Martin Patzelt, a vocal defender of Ms. Merkel’s 2015 refugee policy and member of her conservatives, is no friend of the AfD. But he said he understands why isolating the party riles its voters — and some conservative Christian Democrat voters, too.

“We can’t stick our heads in the sand and pretend they’re not there,” Mr. Patzelt said in a recent interview before events unfolded in Thuringia. “The AfD is not going away. We need to learn how to deal with them in a mature way.”

The AfD, meanwhile, has enjoyed accusing mainstream parties of distorting democracy by ignoring the will of voters. For it, the week’s events served as a case in point.

“The AfD can’t be bypassed anymore,” Alice Weidel, leader of the AfD’s parliamentary group, said triumphantly.

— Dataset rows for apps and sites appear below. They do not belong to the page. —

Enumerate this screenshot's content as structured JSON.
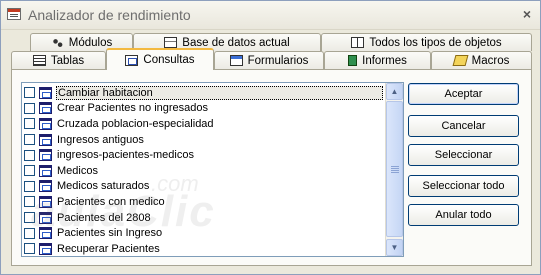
{
  "window": {
    "title": "Analizador de rendimiento",
    "close_label": "×"
  },
  "tabs_back": [
    {
      "label": "Módulos",
      "icon": "modules-icon"
    },
    {
      "label": "Base de datos actual",
      "icon": "database-icon"
    },
    {
      "label": "Todos los tipos de objetos",
      "icon": "all-objects-icon"
    }
  ],
  "tabs_front": [
    {
      "label": "Tablas",
      "icon": "table-icon"
    },
    {
      "label": "Consultas",
      "icon": "query-icon",
      "active": true
    },
    {
      "label": "Formularios",
      "icon": "form-icon"
    },
    {
      "label": "Informes",
      "icon": "report-icon"
    },
    {
      "label": "Macros",
      "icon": "macro-icon"
    }
  ],
  "queries": [
    {
      "label": "Cambiar habitacion",
      "checked": false,
      "selected": true
    },
    {
      "label": "Crear Pacientes no ingresados",
      "checked": false
    },
    {
      "label": "Cruzada poblacion-especialidad",
      "checked": false
    },
    {
      "label": "Ingresos antiguos",
      "checked": false
    },
    {
      "label": "ingresos-pacientes-medicos",
      "checked": false
    },
    {
      "label": "Medicos",
      "checked": false
    },
    {
      "label": "Medicos saturados",
      "checked": false
    },
    {
      "label": "Pacientes con medico",
      "checked": false
    },
    {
      "label": "Pacientes del 2808",
      "checked": false
    },
    {
      "label": "Pacientes sin Ingreso",
      "checked": false
    },
    {
      "label": "Recuperar Pacientes",
      "checked": false
    }
  ],
  "buttons": {
    "aceptar": "Aceptar",
    "cancelar": "Cancelar",
    "seleccionar": "Seleccionar",
    "seleccionar_todo": "Seleccionar todo",
    "anular_todo": "Anular todo"
  },
  "watermark": {
    "main": "aulaClic",
    "sub": ".com"
  },
  "colors": {
    "active_tab_accent": "#f3b940",
    "button_border": "#003c74",
    "list_border": "#7f9db9"
  }
}
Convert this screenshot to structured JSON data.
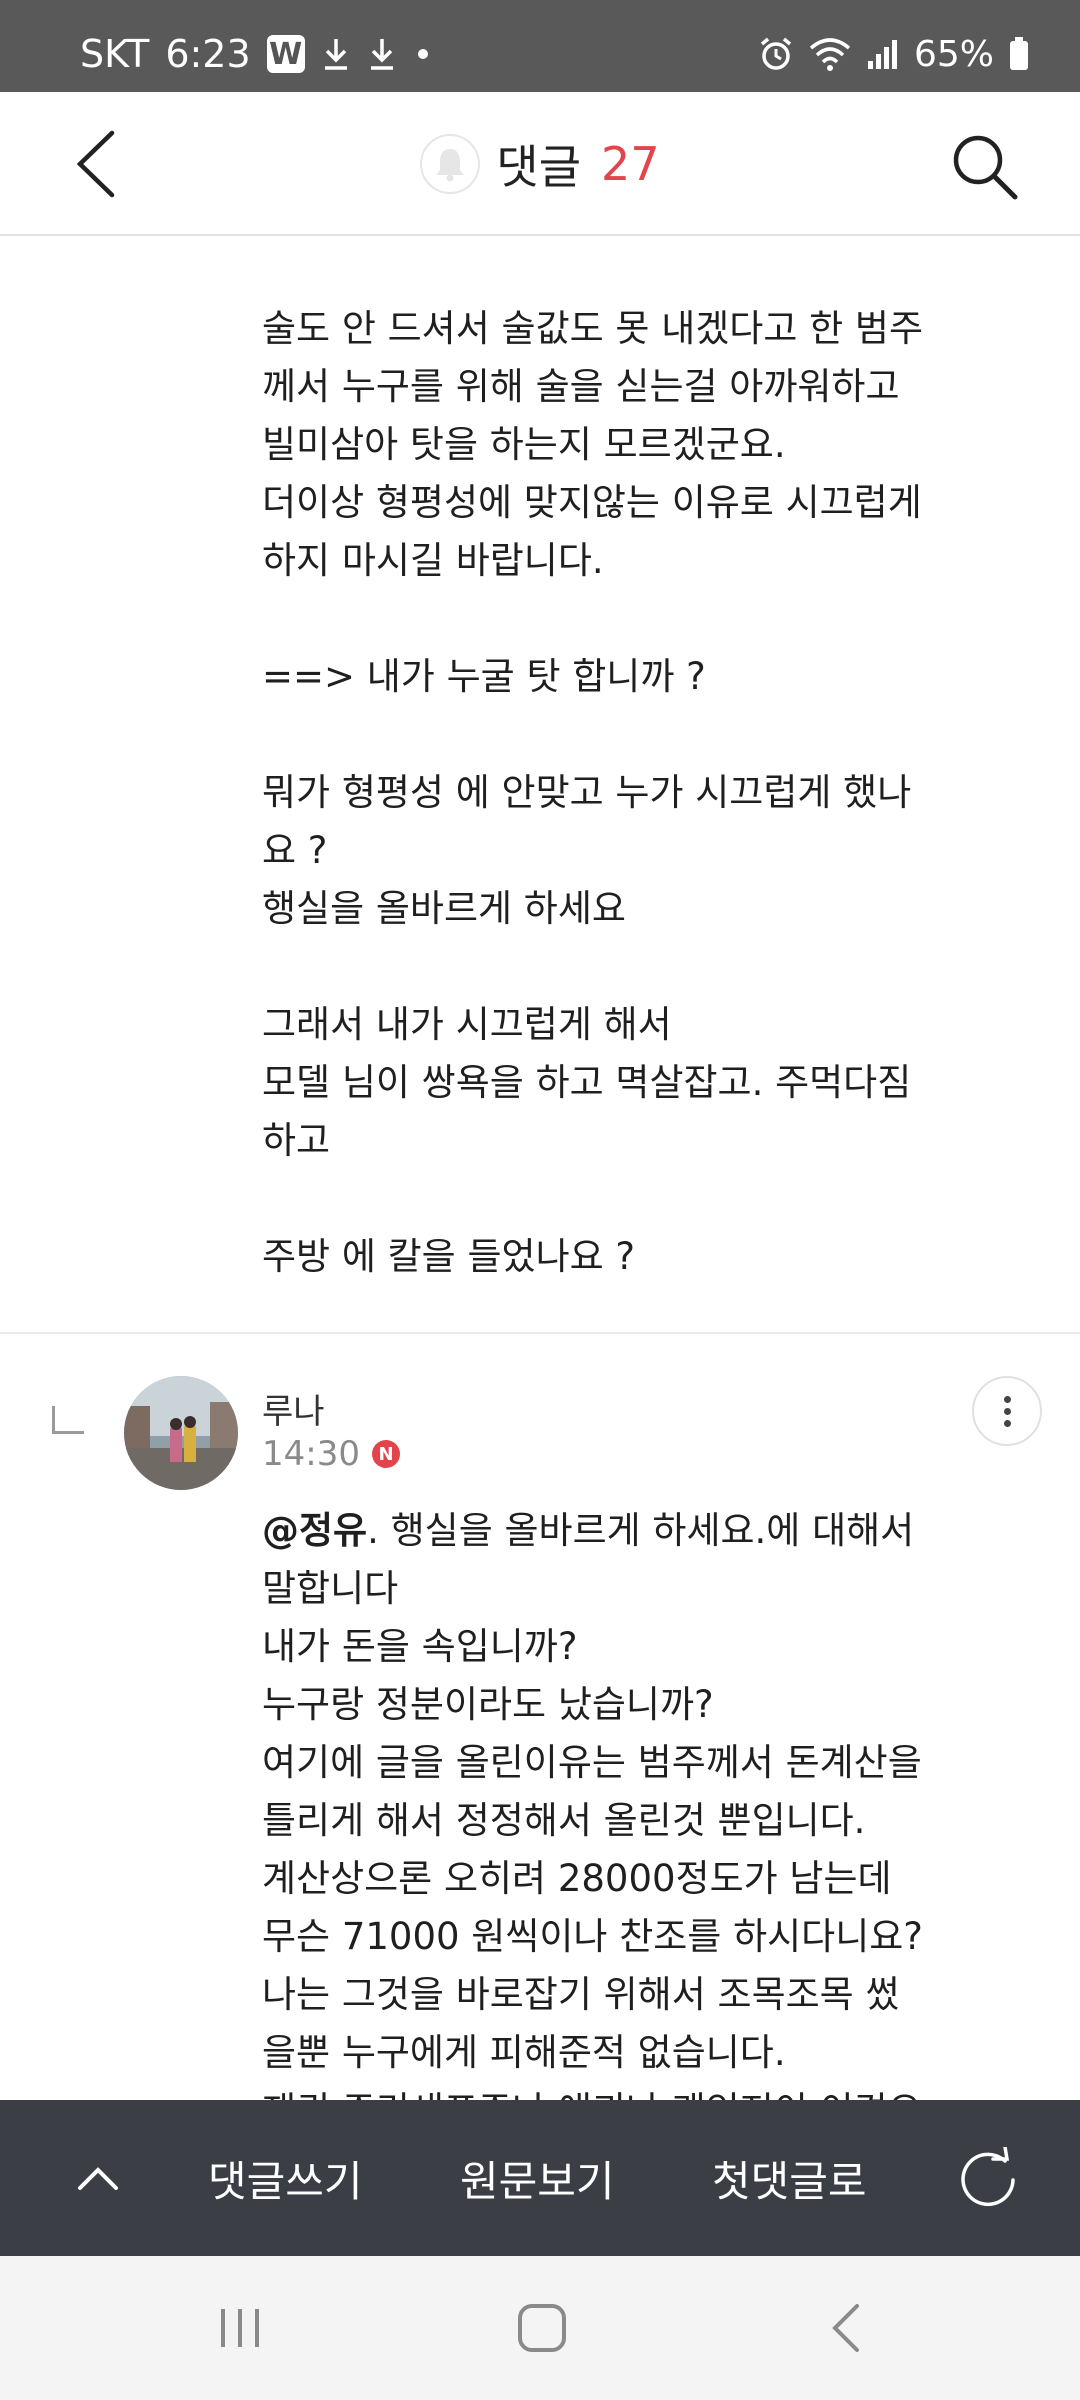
{
  "status_bar": {
    "carrier": "SKT",
    "time": "6:23",
    "app_badge": "W",
    "battery": "65%"
  },
  "header": {
    "title": "댓글",
    "count": "27"
  },
  "comments": [
    {
      "body": "술도 안 드셔서 술값도 못 내겠다고 한 범주\n께서 누구를 위해 술을 싣는걸 아까워하고\n빌미삼아 탓을 하는지 모르겠군요.\n더이상 형평성에 맞지않는 이유로 시끄럽게\n하지 마시길 바랍니다.\n\n==> 내가 누굴 탓 합니까 ?\n\n뭐가 형평성 에 안맞고 누가 시끄럽게 했나\n요 ?\n행실을 올바르게 하세요\n\n그래서 내가 시끄럽게 해서\n모델 님이 쌍욕을 하고 멱살잡고. 주먹다짐\n하고\n\n주방 에 칼을 들었나요 ?"
    },
    {
      "author": "루나",
      "time": "14:30",
      "new_badge": "N",
      "mention": "@정유",
      "body": ". 행실을 올바르게 하세요.에 대해서\n말합니다\n내가 돈을 속입니까?\n누구랑 정분이라도 났습니까?\n여기에 글을 올린이유는 범주께서 돈계산을\n틀리게 해서 정정해서 올린것 뿐입니다.\n계산상으론 오히려 28000정도가 남는데\n무슨 71000 원씩이나 찬조를 하시다니요?\n나는 그것을 바로잡기 위해서 조목조목 썼\n을뿐 누구에게 피해준적 없습니다.\n재귀 주리새표주나 애괴나 괘인저이 이견으"
    }
  ],
  "toolbar": {
    "write_label": "댓글쓰기",
    "original_label": "원문보기",
    "first_label": "첫댓글로"
  },
  "colors": {
    "accent": "#e3434b",
    "toolbar_bg": "#3b3e45",
    "status_bg": "#595959"
  },
  "icons": {
    "back": "chevron-left-icon",
    "search": "search-icon",
    "bell": "bell-icon",
    "more": "more-vertical-icon",
    "up": "chevron-up-icon",
    "refresh": "refresh-icon"
  }
}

They are not going away. They’re taking over and taking their country back.